Why can't they code something relevant?
I'm having difficulty deciding why a Microsoft example using attributes at MSDN provides any advantage whatsoever. The example is: Creating Custom Attributes.
(Addendum: As Nick Thissen points out in the comments, it was just the way I was looking at it. So I owe Microsoft an apology on this one. But I decided to leave the rest of this as I originally wrote it because it still makes a good example, although not the one I originally thought it was going to make. One point that is made is the value of more than one set of eyes on a problem. Programming is not a solitary activity.)
MSDN shows how to create a custom "Author" attribute like this:
<System.AttributeUsage( System.AttributeTargets.Class Or System.AttributeTargets.Struct)> Public Class Author Inherits System.Attribute Private name As String Public version As Double Sub New(ByVal authorName As String) name = authorName version = 1.0 End Sub End Class
The attribute is used in this code:
<Author("P. Ackerman", Version:=1.1)> Class SampleClass ' P. Ackerman's code goes here... End Class

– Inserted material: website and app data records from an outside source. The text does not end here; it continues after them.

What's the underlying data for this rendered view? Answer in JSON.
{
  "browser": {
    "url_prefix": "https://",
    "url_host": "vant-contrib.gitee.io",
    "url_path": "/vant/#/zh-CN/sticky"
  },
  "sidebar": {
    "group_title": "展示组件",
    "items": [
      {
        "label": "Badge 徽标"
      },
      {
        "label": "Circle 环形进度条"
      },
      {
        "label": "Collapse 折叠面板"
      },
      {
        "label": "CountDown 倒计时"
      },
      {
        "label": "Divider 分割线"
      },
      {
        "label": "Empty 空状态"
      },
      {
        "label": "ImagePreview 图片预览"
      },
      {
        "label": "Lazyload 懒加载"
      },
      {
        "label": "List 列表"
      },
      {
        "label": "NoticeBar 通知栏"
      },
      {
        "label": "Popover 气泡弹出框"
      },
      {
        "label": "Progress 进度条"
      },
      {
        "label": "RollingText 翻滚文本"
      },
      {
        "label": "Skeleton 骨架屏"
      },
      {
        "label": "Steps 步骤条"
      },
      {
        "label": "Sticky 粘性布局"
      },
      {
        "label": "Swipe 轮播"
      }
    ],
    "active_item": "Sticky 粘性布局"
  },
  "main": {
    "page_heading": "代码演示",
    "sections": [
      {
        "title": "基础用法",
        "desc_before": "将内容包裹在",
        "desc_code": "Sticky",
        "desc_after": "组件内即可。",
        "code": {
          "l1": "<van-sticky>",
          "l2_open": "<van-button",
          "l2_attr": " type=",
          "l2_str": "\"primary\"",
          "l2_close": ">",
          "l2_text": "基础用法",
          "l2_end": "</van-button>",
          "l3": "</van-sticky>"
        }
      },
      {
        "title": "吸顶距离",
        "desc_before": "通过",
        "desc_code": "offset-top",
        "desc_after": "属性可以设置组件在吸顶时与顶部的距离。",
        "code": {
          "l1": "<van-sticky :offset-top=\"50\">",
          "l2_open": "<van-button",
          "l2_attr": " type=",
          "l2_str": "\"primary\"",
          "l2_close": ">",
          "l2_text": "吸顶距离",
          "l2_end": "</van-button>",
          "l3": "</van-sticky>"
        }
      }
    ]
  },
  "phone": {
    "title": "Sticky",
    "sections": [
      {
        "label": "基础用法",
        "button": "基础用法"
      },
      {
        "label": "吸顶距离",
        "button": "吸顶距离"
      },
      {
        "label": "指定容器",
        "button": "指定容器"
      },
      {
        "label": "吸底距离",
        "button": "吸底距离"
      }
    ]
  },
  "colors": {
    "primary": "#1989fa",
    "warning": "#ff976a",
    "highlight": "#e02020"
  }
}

Here's my problem. To use this code, a class would have to be coded for every author since the attribute information is hard-coded in the class definition. Somehow, that just doesn't seem very efficient to me. To see if I understood the problem correctly, I coded something with the same capability without using an attribute:
Public Class Author Private name As String Public version As Double Sub New( ByVal authorName As String, Optional ByVal versionNo _ As Double = 1.0) name = authorName If versionNo <> 1.0 Then version = versionNo End If End Sub End Class
Using this class is easier and more flexible and, most importantly, does not require any other class to be coded. You can pass any author or version information to the same class.
Dim theAuthor As New Author("P. Ackerman", 1.1)
Attribute information is saved as part of the metadata in an assembly, but properties are still saved as part of the class instance and I just don't see what reflection (that's the process of saving and retrieving information as part of the metadata is called) buys you.
Perhaps one of you out there can tell me.